In an extraordinary verbal assault from the bench, a Superior Court judge accused Dist. Atty. Gil Garcetti of a "gross abuse of prosecutorial discretion" for seeking a 'three strikes' conviction--and the possibility of life imprisonment--against a homeless man accused of possessing three-tenths of a gram of cocaine.
The stinging remarks by Judge David P. Yaffe came moments after a jury acquitted defendant Michael Newhouse on Monday after about an hour's deliberation.
"This case, in the court's opinion, constitutes a gross abuse of prosecutorial discretion," Yaffe told jurors, making it clear that his criticism was intended for Garcetti and not the deputy district attorney, Pamela Gelman, who prosecuted Newhouse.
"This case constituted a refusal by the district attorney to exercise the discretion that is vested in him by law and is part of his job," Yaffe said.
"If he refused to exercise that discretion . . . because he is afraid of the public reaction, then he's a craven coward who is afraid to do his sworn duty," the judge said. "If he refused to exercise his discretion because he's trying to demonstrate that the 'three strikes' law does not work, then he is an arrogant bureaucrat who is trying to make fools of the 70% of Californians who voted for that law."
As in a previous drug case in his court that also ended in acquittal, Yaffe said, defendants faced severe "three strikes" sentences for relatively minor felonies years after earlier convictions.
(Newhouse served three years in prison after pleading guilty in 1986 to two residential burglaries filed under one case, according to his court-appointed attorney Victor Salerno.)
"The evidence in this case," Yaffe said, "was so weak that to prosecute it at all was questionable. To make it a case involving life imprisonment was grotesque."
Yaffe declined to comment Thursday.
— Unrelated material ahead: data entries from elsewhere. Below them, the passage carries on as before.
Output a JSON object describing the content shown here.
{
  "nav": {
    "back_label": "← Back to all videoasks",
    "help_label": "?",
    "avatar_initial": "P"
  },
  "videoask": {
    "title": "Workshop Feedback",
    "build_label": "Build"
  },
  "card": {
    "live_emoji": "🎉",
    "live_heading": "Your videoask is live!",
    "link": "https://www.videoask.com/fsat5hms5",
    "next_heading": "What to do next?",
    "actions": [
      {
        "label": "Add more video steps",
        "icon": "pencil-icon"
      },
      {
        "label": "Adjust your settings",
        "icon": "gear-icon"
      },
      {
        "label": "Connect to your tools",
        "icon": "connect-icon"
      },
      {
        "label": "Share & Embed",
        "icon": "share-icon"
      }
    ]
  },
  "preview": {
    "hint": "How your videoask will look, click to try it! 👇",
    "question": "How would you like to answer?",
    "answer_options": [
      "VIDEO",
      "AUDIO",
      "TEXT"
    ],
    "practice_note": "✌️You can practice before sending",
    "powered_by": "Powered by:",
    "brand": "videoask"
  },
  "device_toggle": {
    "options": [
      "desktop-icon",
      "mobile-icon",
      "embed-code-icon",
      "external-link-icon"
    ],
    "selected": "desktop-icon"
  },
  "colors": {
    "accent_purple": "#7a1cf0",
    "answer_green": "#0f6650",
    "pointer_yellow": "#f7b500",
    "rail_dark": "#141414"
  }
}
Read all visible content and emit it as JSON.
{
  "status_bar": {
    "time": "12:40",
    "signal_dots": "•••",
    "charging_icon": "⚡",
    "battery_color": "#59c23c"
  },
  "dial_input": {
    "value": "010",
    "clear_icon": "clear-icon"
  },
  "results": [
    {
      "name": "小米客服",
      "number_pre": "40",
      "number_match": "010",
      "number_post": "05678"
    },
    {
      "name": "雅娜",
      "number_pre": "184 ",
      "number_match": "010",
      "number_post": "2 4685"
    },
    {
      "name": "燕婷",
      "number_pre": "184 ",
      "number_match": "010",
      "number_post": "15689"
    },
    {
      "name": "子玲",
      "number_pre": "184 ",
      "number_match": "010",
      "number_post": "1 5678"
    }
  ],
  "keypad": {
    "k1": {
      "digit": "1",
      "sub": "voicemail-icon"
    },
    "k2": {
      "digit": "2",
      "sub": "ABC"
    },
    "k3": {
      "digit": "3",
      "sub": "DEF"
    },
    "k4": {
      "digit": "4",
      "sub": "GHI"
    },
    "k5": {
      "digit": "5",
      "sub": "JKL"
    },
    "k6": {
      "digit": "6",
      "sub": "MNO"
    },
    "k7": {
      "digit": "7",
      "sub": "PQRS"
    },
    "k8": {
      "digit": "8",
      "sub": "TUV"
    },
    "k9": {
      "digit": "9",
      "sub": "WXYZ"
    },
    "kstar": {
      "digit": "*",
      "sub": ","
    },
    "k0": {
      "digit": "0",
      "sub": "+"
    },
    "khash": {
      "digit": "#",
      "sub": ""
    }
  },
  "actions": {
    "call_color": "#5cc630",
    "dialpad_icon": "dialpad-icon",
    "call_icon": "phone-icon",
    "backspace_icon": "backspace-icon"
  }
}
While Garcetti could not be reached for comment, his chief deputy Sandy Buttitta disputed Yaffe's contention that the case should not have been filed under the "three strikes" law.
"Frankly, I understand his frustration," Buttitta said. "What I would disagree with however is when he talks about the discretion we do or do not have."
Like most of the state's district attorney's, Buttitta said, Los Angeles' prosecutors file all cases involving repeat felony offenders under the new law, reserving the right to seek a plea agreement before trial. In this case, Buttitta said, she understood that Newhouse was offered--but refused--an agreement that would have meant a six-year sentence.
Salerno said he knew of no such offer.
"I am very disappointed that cases this trivial are prosecuted as 'three strikes' cases," Salerno said. "I think it is a travesty."
His client, released Wednesday after 10 months in jail, could not be reached for comment.
In his remarks, the judge argued that the "three strikes" law requires district attorneys to "make the law work reasonably and responsibly by exercising some discretion."
"This is discretion that he refuses to exercise," Yaffe said.
The consequence, he said, has been devastating for the county's justice system--overwhelming crowded jails, unnecessarily burdening the Sheriff's Department, and leaving prosecutors and public defenders with far more cases than they can handle.